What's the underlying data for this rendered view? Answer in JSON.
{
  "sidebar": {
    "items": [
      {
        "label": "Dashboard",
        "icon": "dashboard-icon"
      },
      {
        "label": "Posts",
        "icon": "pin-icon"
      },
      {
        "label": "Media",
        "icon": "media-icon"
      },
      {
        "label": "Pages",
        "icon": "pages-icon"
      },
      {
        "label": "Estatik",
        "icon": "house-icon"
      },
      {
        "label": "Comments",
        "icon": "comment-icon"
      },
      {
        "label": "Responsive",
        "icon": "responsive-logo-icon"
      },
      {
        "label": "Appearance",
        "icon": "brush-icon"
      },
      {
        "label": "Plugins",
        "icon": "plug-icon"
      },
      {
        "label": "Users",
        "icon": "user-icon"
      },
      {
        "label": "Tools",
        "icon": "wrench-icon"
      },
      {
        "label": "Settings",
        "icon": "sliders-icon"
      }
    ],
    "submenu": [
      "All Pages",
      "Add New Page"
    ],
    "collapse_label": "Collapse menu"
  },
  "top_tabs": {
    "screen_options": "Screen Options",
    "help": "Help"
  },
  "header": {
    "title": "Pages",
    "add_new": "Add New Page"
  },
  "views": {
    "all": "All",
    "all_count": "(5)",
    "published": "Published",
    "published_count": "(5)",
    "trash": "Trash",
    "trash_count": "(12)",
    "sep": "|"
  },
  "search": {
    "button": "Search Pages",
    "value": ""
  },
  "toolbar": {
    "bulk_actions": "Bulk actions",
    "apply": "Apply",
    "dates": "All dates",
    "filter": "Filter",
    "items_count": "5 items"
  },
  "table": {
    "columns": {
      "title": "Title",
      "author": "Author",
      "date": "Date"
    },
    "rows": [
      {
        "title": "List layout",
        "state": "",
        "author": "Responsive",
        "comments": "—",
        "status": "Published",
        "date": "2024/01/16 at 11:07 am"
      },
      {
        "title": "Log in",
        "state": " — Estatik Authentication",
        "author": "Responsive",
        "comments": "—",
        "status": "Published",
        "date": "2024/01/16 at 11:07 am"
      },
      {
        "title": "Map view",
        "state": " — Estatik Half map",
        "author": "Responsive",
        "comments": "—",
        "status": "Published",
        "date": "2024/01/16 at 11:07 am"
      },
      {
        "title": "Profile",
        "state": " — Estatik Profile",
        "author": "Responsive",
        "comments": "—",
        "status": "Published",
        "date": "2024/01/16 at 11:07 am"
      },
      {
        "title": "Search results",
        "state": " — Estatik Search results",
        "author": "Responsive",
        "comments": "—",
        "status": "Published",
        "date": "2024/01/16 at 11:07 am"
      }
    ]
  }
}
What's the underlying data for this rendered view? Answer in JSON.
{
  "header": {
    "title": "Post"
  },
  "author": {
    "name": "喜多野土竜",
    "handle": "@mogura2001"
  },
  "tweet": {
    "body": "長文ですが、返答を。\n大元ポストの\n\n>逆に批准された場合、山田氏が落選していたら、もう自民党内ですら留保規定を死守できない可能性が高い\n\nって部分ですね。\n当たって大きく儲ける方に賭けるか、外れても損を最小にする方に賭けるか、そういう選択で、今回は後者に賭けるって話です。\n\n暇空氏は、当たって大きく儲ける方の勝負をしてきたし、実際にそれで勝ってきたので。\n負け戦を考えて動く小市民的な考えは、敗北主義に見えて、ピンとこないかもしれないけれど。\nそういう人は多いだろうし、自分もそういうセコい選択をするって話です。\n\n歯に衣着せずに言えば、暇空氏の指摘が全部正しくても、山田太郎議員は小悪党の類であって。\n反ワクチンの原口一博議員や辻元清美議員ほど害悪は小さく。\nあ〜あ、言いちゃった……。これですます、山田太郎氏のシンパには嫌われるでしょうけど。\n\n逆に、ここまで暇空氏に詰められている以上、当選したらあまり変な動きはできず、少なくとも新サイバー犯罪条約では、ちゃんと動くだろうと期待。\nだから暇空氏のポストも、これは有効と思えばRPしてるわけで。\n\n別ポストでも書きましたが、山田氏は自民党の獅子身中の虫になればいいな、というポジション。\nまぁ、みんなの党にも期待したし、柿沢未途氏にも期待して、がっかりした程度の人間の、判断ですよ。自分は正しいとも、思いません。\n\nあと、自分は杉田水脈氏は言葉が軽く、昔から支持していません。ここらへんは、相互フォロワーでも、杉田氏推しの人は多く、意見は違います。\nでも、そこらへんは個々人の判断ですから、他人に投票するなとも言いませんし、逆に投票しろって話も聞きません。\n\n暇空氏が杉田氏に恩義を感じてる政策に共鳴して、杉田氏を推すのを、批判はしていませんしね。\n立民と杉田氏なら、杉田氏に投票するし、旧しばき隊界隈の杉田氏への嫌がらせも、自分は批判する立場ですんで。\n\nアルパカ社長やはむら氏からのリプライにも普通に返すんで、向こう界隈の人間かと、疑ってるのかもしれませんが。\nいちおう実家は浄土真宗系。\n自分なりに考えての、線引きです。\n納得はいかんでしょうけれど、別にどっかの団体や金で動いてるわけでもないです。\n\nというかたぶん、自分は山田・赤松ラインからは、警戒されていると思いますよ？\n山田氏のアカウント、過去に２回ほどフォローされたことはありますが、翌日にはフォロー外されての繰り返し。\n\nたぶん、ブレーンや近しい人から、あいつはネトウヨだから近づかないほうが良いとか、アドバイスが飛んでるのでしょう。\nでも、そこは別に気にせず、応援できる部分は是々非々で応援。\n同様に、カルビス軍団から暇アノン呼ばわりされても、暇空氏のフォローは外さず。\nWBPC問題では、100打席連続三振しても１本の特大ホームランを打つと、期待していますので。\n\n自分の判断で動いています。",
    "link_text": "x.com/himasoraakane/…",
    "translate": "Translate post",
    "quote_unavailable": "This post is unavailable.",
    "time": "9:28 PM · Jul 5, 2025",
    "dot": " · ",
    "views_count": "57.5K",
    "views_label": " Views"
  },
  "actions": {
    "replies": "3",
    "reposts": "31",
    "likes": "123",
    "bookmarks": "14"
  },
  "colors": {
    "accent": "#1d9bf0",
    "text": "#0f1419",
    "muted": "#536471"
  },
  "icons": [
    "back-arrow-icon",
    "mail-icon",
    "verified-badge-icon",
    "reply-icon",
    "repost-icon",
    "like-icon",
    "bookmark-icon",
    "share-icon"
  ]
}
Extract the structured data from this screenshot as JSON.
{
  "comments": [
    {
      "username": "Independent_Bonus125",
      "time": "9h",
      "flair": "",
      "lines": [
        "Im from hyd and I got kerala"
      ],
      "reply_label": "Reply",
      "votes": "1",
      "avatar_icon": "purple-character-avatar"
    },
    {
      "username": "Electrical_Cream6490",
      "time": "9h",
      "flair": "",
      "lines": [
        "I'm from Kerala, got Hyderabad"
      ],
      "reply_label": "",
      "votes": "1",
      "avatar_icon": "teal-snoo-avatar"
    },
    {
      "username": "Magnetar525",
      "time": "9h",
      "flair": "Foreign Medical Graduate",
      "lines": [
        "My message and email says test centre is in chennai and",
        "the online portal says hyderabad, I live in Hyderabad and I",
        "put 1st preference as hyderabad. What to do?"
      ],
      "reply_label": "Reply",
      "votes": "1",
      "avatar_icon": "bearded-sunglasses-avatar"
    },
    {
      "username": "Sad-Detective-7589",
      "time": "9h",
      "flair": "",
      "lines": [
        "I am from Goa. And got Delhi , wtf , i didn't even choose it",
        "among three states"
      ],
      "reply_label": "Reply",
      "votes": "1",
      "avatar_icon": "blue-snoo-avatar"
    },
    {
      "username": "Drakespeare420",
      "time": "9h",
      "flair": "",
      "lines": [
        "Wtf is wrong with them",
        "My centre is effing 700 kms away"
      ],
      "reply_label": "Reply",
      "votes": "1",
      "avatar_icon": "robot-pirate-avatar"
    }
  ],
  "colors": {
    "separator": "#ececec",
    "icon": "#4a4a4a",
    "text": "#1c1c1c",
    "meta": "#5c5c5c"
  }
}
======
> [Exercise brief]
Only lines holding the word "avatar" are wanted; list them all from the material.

> [Exercise solution]
      "avatar_icon": "purple-character-avatar"
      "avatar_icon": "teal-snoo-avatar"
      "avatar_icon": "bearded-sunglasses-avatar"
      "avatar_icon": "blue-snoo-avatar"
      "avatar_icon": "robot-pirate-avatar"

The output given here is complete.